According to Cybersecurity Insiders (2021), while 90% of organisations acknowledge the critical nature of MFA, only 60% have implemented it fully. Meanwhile, Verizon's 2022 Data Breach Investigations Report finds that a staggering 80% of breaches involve compromised credentials.

What are 2FA and MFA?

Two-Factor Authentication (2FA) is like having a double lock; it adds a second layer of security to your usual login process. Typically, this involves something you know (your password) plus something you have (like a code sent to your phone or generated through an app).

Multi-Factor Authentication (MFA) extends this concept by requiring two or more proofs of identity to access an account. This could include combinations of:

  • Something you know (a password)
  • Something you have (a smartphone app or hardware token)
  • Something you are (fingerprint or facial recognition)
  • Somewhere you are (a geographical location)

What solutions exist?

  • Authenticator Apps: These apps (e.g., Google Authenticator, Authy) generate codes that refresh every 30 seconds. They are perfect for businesses in Jersey’s more secluded spots where internet service might be spotty—offering solid security, no signal required.
  • Physical Keys: Think of them as actual keys to your digital kingdom. Tools like YubiKey use physical contact to confirm your identity, providing a fortified barrier against remote phishing attacks—ideal for protecting high-value transactions under the stringent GDPR and Jersey data protection standards.
  • Password Managers: These are not just vaults for your passwords. They help manage and auto-fill login credentials and 2FA codes effortlessly, making them an excellent option for businesses juggling multiple online platforms.

Why you should mandate 2FA/MFA

It significantly bolsters security by adding multiple verification layers, making unauthorised access challenging for attackers. This is crucial for compliance with stringent standards such as PCI DSS 4.0, which mandates MFA to protect sensitive data, emphasising its importance in regulatory adherence and data security. read more

It's a realistic concern that your password could end up for sale on the dark web, especially if you use the same password across multiple services. With MFA in place, you can rest assured that even in such scenarios, attackers won't gain access to your account. Now consider this risk across your entire organisation: it's not a matter of if, but when, someone's credentials will be compromised.

Implementing 2FA/MFA reduces the risk of breaches by adding extra security barriers and enhances customer trust by demonstrating a commitment to robust security practices.

Why text codes and email are suboptimal

SMS and email are poor methods of 2FA, even though they are widely used due to their convenience; however, it is the least secure method. These methods are vulnerable to cyber threats like SIM swapping and phishing, and lack inherent encryption, making them easy targets for interception.

Security Risks:

  • OTPs sent through SMS or email can be easily intercepted.
  • Users are more susceptible to phishing, potentially revealing OTPs to attackers.
  • SMS and email do not typically encrypt data, posing a significant security risk.

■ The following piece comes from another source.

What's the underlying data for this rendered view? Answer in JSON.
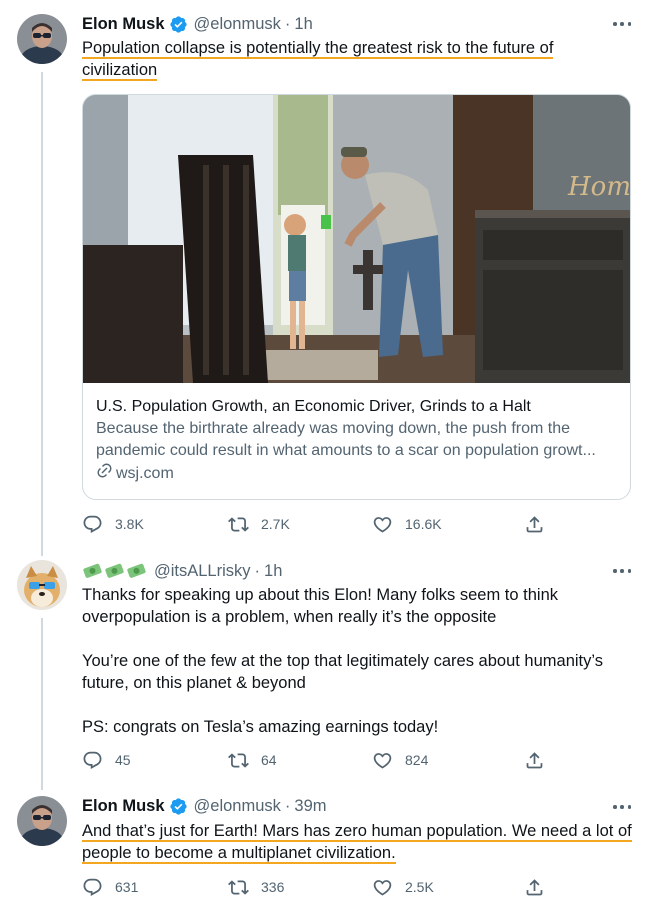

Ready to double down on security?

Implementing 2FA/MFA is easier than you think, and it’s a critical step toward protecting your digital assets. For the most part, it is simple as logging into your various services, going to your account settings, and configuring your MFA setup.

Most online services allow you to mandate that every user in your organisation has to have MFA configured to even be able to log in.

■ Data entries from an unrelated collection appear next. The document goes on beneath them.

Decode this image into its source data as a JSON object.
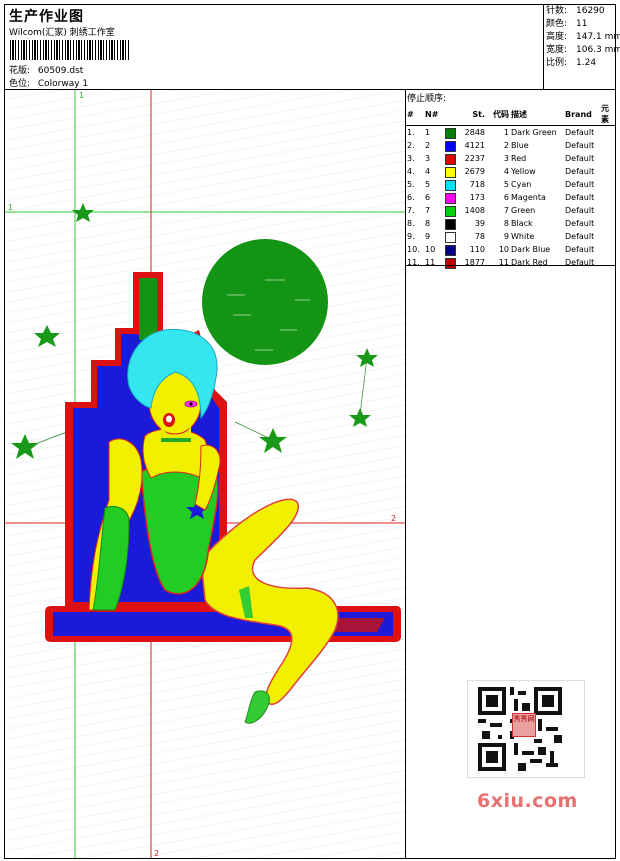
{
  "header": {
    "title": "生产作业图",
    "studio": "Wilcom(汇家) 刺绣工作室",
    "pattern_label": "花版:",
    "pattern_value": "60509.dst",
    "colorway_label": "色位:",
    "colorway_value": "Colorway 1"
  },
  "stats": [
    {
      "label": "针数:",
      "value": "16290"
    },
    {
      "label": "颜色:",
      "value": "11"
    },
    {
      "label": "高度:",
      "value": "147.1 mm"
    },
    {
      "label": "宽度:",
      "value": "106.3 mm"
    },
    {
      "label": "比例:",
      "value": "1.24"
    }
  ],
  "guides": {
    "one_top": "1",
    "one_left": "1",
    "two_right": "2",
    "two_bottom": "2"
  },
  "stop_sequence": {
    "title": "停止顺序:",
    "columns": [
      "#",
      "N#",
      "St.",
      "代码",
      "描述",
      "Brand",
      "元素"
    ],
    "rows": [
      {
        "n": "1.",
        "nn": "1",
        "st": "2848",
        "code": "1",
        "desc": "Dark Green",
        "brand": "Default",
        "color": "#008000"
      },
      {
        "n": "2.",
        "nn": "2",
        "st": "4121",
        "code": "2",
        "desc": "Blue",
        "brand": "Default",
        "color": "#0000ff"
      },
      {
        "n": "3.",
        "nn": "3",
        "st": "2237",
        "code": "3",
        "desc": "Red",
        "brand": "Default",
        "color": "#e00000"
      },
      {
        "n": "4.",
        "nn": "4",
        "st": "2679",
        "code": "4",
        "desc": "Yellow",
        "brand": "Default",
        "color": "#ffff00"
      },
      {
        "n": "5.",
        "nn": "5",
        "st": "718",
        "code": "5",
        "desc": "Cyan",
        "brand": "Default",
        "color": "#00e0ff"
      },
      {
        "n": "6.",
        "nn": "6",
        "st": "173",
        "code": "6",
        "desc": "Magenta",
        "brand": "Default",
        "color": "#ff00ff"
      },
      {
        "n": "7.",
        "nn": "7",
        "st": "1408",
        "code": "7",
        "desc": "Green",
        "brand": "Default",
        "color": "#00d000"
      },
      {
        "n": "8.",
        "nn": "8",
        "st": "39",
        "code": "8",
        "desc": "Black",
        "brand": "Default",
        "color": "#000000"
      },
      {
        "n": "9.",
        "nn": "9",
        "st": "78",
        "code": "9",
        "desc": "White",
        "brand": "Default",
        "color": "#ffffff"
      },
      {
        "n": "10.",
        "nn": "10",
        "st": "110",
        "code": "10",
        "desc": "Dark Blue",
        "brand": "Default",
        "color": "#000080"
      },
      {
        "n": "11.",
        "nn": "11",
        "st": "1877",
        "code": "11",
        "desc": "Dark Red",
        "brand": "Default",
        "color": "#c00000"
      }
    ]
  },
  "watermark": {
    "site": "6xiu.com",
    "stamp": "秀秀网"
  }
}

Remember, in the realm of cybersecurity, being a step ahead isn’t just an advantage; it’s a necessity.